[Page and application data records]
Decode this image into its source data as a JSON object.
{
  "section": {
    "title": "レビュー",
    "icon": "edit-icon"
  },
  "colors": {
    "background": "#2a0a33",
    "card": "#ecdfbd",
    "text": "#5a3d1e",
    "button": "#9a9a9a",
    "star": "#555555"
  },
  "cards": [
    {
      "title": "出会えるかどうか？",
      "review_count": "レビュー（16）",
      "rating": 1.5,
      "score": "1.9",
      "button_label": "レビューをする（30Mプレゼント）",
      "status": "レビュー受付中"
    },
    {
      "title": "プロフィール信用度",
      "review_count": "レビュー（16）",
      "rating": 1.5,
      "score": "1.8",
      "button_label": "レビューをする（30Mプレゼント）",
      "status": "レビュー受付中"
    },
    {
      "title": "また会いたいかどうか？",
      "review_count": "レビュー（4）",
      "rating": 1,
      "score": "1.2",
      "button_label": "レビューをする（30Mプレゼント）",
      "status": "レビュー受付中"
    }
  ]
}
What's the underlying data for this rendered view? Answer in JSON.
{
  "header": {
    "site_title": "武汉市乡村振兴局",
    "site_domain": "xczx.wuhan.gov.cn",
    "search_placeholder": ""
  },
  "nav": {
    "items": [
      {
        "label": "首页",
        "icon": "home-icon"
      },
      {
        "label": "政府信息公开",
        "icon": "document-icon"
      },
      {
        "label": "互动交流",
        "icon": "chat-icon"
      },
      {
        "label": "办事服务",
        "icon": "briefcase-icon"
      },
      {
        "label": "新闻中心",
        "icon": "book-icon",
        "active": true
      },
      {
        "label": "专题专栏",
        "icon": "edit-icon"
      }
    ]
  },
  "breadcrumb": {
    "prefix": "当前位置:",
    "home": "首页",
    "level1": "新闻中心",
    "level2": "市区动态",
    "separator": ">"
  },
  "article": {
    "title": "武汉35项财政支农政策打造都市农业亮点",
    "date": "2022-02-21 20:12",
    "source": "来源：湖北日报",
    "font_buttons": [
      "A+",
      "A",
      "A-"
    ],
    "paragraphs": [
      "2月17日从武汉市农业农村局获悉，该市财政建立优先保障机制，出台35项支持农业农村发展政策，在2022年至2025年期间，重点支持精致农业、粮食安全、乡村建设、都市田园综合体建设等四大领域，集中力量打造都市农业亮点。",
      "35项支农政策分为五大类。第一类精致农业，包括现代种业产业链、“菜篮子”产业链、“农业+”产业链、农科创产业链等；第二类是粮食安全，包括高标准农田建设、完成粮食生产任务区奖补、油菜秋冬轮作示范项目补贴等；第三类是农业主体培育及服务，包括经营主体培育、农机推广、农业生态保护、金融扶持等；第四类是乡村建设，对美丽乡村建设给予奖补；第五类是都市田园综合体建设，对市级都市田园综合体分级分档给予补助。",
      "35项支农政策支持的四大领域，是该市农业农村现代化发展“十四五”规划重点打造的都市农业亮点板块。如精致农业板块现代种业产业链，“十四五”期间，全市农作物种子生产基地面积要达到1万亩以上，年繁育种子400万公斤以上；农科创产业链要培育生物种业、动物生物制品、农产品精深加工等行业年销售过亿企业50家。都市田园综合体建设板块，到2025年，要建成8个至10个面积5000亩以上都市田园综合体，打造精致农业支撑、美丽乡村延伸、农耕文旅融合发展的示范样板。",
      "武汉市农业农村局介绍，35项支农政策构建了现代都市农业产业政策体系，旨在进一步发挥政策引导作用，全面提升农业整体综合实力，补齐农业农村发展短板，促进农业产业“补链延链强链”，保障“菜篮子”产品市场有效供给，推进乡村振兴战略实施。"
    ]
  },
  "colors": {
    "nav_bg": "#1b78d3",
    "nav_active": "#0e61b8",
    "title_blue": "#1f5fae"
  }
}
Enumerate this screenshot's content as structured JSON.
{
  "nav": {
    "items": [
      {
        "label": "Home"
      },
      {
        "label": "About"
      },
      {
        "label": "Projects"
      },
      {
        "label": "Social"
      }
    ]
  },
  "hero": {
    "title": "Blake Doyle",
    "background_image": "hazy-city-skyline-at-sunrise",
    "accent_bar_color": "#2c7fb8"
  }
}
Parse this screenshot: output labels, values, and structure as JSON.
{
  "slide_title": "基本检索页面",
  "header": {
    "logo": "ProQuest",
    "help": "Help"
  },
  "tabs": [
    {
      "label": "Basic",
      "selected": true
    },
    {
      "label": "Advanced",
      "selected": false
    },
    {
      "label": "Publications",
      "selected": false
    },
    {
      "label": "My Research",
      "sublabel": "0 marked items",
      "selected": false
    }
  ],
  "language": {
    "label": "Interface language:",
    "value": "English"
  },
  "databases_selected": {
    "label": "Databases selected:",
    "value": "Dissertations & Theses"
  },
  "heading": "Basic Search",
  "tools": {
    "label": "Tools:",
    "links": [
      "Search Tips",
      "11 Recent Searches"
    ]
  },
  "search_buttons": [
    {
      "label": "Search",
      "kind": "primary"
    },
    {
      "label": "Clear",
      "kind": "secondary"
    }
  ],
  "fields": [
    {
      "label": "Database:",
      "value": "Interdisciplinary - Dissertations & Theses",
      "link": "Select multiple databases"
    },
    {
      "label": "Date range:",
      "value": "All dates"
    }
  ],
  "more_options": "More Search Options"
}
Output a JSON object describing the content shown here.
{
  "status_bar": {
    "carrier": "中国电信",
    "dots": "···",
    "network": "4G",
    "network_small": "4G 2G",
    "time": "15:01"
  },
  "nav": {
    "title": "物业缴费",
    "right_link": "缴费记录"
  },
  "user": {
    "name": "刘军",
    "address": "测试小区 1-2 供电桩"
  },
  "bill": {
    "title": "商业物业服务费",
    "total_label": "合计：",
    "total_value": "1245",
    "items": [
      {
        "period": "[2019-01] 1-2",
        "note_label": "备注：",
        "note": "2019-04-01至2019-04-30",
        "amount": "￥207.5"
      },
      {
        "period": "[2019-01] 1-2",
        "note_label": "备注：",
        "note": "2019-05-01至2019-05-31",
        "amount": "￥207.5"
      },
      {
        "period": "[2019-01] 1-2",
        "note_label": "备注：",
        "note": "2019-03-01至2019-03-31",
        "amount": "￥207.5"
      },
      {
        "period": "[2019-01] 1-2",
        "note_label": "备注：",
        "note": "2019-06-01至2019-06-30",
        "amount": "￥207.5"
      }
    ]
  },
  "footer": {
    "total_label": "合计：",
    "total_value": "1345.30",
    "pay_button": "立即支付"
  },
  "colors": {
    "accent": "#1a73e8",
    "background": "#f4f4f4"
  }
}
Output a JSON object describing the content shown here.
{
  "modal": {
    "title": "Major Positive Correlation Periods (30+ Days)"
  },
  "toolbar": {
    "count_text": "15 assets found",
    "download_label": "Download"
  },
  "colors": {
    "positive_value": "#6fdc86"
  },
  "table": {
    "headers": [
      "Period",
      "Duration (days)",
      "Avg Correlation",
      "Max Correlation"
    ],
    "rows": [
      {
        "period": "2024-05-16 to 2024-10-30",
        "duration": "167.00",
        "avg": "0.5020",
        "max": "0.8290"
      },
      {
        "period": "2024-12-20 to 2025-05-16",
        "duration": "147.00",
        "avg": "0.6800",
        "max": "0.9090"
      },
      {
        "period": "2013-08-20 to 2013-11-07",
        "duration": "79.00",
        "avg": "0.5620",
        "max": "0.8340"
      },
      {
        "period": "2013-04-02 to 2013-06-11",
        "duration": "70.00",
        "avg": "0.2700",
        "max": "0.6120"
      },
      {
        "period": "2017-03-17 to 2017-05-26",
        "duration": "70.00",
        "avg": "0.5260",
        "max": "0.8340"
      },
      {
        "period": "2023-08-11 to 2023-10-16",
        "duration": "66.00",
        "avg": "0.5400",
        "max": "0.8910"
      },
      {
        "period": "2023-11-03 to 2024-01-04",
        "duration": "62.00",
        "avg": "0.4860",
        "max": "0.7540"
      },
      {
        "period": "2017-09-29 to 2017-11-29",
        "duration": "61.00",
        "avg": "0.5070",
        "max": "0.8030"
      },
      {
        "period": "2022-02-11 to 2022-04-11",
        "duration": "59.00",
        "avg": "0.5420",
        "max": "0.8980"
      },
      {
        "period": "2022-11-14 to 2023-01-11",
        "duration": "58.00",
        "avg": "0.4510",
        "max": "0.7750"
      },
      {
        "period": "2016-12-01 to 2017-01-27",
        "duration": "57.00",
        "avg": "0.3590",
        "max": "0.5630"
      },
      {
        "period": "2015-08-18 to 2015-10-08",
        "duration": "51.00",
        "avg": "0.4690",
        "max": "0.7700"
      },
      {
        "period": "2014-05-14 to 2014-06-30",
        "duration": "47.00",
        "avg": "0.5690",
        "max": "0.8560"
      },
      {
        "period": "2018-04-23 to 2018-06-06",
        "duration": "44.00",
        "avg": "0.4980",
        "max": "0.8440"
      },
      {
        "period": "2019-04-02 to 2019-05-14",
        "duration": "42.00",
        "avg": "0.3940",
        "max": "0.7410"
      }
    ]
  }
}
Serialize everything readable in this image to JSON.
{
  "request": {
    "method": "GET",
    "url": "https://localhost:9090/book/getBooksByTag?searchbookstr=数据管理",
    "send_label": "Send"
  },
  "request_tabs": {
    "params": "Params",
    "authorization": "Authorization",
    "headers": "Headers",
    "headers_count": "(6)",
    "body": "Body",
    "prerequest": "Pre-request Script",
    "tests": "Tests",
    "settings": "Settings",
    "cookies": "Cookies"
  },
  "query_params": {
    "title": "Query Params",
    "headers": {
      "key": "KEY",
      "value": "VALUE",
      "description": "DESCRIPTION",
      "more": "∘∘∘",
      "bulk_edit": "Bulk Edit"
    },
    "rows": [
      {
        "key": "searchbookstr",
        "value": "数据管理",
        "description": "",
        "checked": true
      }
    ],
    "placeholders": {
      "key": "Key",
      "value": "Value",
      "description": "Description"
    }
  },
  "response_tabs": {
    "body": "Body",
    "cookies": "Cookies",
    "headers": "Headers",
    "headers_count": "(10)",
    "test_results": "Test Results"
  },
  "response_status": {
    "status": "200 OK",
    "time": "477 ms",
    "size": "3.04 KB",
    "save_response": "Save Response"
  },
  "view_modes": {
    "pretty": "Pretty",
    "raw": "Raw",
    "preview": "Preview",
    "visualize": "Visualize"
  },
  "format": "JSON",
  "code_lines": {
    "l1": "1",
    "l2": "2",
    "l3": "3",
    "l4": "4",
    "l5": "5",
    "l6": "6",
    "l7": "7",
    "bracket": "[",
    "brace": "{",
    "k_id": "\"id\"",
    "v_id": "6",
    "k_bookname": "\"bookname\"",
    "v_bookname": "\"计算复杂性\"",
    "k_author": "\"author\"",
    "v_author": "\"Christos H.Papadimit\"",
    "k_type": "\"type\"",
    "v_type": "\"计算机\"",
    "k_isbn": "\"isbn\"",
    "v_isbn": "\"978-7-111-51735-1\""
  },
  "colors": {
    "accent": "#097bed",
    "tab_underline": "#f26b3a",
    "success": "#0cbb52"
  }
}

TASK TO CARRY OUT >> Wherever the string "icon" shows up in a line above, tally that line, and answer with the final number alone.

TASK OUTPUT >> 7